  • Preparation of a written evaluation report.
  • Testimony in court.

Child custody evaluations can be expensive, costing up to $10,000. The court will make a makes the determination of how the cost of the child custody evaluation is to be paid. This is usually based on a comparison of the parents’ respective incomes.

Outpatient Counseling

The court has the power to make the parents and children participate in outpatient counseling with a licensed mental health professional or a substance abuse center. However, before the court makes a counseling order, it must find that the child custody/visitation dispute poses a substantial danger to the best interests of the child and that counseling is in the child’s best interests. In determining if there is a threat to the child’s welfare, the court is required to determine if there has been any domestic violence within the past five years. Any such counseling cannot last more than one year.

Appointment Of Minor’s Counsel

The Family Code authorizes the court to appoint an attorney to represent a minor child in a child custody/visitation matter. California Court Rule number 5240 provides that in determining if an attorney should be appointed for a minor child the court is required to consider the following:
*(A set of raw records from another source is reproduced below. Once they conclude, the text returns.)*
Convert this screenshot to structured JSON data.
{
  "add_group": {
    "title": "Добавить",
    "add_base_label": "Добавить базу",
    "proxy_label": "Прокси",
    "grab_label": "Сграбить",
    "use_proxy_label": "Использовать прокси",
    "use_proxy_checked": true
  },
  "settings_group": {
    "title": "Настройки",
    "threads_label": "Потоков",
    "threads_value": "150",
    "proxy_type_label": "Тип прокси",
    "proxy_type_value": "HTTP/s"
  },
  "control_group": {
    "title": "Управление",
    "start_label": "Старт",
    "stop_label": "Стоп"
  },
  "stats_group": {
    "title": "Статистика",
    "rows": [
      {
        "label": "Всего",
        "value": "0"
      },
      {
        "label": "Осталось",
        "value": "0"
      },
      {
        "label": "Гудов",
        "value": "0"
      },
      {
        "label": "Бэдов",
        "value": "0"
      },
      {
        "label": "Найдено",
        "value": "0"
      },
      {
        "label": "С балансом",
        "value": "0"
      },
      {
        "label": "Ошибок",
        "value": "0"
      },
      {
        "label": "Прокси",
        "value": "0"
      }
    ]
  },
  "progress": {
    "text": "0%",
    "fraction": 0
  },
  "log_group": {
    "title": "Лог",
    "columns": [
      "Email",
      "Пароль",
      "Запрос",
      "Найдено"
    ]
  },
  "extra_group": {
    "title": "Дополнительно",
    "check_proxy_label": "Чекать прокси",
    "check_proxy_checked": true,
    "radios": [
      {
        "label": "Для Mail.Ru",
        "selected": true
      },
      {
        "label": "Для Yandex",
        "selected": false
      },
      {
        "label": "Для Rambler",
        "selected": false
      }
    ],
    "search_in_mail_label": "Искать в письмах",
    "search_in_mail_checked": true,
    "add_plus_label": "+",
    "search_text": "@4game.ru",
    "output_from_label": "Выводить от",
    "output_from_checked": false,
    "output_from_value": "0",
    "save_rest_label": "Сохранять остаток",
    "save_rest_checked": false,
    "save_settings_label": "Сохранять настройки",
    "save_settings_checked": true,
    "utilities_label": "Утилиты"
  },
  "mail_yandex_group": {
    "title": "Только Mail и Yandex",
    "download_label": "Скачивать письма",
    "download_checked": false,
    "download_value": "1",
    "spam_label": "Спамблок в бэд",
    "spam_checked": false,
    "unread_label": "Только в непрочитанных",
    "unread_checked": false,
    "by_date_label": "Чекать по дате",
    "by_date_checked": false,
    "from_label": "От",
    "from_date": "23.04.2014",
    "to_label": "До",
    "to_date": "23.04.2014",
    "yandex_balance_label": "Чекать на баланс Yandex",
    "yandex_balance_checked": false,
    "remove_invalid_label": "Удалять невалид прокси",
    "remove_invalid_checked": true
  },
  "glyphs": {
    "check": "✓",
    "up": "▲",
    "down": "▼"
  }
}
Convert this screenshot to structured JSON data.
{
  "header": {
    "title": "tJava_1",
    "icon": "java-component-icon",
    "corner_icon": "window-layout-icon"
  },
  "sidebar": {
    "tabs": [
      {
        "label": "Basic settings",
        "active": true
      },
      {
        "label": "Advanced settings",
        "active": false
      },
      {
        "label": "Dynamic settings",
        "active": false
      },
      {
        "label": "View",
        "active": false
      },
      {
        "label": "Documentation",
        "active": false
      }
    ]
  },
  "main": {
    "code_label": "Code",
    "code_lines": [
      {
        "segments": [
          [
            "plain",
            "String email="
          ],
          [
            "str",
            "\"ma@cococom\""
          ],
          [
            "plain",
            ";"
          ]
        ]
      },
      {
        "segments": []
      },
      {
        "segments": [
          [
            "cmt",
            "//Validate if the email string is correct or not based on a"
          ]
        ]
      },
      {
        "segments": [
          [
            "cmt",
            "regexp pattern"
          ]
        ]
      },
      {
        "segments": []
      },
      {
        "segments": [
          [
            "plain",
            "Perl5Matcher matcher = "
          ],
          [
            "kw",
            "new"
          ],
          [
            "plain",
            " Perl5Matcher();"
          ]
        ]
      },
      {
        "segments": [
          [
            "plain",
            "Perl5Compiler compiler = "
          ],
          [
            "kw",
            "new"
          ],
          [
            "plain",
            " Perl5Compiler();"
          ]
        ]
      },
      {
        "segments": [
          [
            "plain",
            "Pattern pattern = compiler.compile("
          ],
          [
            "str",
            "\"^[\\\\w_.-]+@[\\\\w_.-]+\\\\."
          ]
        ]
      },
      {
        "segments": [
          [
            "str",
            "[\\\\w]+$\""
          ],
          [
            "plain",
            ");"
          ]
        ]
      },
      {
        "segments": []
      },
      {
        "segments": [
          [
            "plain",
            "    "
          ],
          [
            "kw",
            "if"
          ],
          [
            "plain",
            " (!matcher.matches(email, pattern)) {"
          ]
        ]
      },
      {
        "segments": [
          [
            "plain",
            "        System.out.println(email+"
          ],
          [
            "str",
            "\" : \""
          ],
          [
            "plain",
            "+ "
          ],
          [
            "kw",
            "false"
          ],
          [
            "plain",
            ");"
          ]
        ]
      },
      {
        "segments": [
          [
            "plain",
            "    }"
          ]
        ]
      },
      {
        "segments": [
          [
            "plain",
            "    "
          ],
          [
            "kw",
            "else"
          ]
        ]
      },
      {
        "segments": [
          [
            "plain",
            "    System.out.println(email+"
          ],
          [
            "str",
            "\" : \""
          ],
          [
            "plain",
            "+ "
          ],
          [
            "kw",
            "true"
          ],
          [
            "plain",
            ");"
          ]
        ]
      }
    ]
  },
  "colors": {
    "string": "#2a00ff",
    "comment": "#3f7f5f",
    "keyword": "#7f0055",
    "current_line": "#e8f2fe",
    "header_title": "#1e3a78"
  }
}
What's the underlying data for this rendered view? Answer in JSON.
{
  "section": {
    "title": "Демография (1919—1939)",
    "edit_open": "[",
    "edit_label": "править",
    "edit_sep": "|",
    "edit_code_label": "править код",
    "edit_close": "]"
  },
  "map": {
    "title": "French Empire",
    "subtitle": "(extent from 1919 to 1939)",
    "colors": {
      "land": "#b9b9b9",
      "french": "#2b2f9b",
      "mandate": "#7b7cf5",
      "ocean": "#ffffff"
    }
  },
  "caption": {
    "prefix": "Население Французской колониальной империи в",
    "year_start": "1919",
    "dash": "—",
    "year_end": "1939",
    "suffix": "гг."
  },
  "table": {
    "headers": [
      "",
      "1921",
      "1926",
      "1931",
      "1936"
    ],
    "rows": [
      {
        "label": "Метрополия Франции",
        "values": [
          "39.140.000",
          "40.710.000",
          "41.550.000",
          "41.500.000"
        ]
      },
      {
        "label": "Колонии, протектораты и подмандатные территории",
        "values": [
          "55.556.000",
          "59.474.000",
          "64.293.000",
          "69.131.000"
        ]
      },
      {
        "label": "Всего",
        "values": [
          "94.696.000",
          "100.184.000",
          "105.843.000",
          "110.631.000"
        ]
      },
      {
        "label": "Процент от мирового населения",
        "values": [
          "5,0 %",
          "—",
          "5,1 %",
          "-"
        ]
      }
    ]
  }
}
  1. The issues of child custody and visitation are highly contested or protracted
  2. The child is subjected to stress as a result of the dispute that might be alleviated by the intervention of counsel representing the child
  3. Counsel representing the child would be likely to provide the court with relevant information not otherwise readily available or likely to be presented
  4. The dispute involves allegations of physical, emotional, or sexual abuse or neglect of the child
  5. It appears that one or both parents are incapable of providing a stable, safe and secure environment
  6. Counsel is available for appointment who is knowledgeable about the issues being raised regarding the child in the proceeding
  7. The best interest of the child appears to require independent representation
  8. If there are two or more children, any child would require separate counsel to avoid a conflict of interest

As is the case with the child custody evaluations, the Court will also decide how the cost of the minor’s counsel is to be shared by the parents. Where the parents cannot afford to contribute to the cost of the minor’s counsel, the Court can order the county to pay for these services.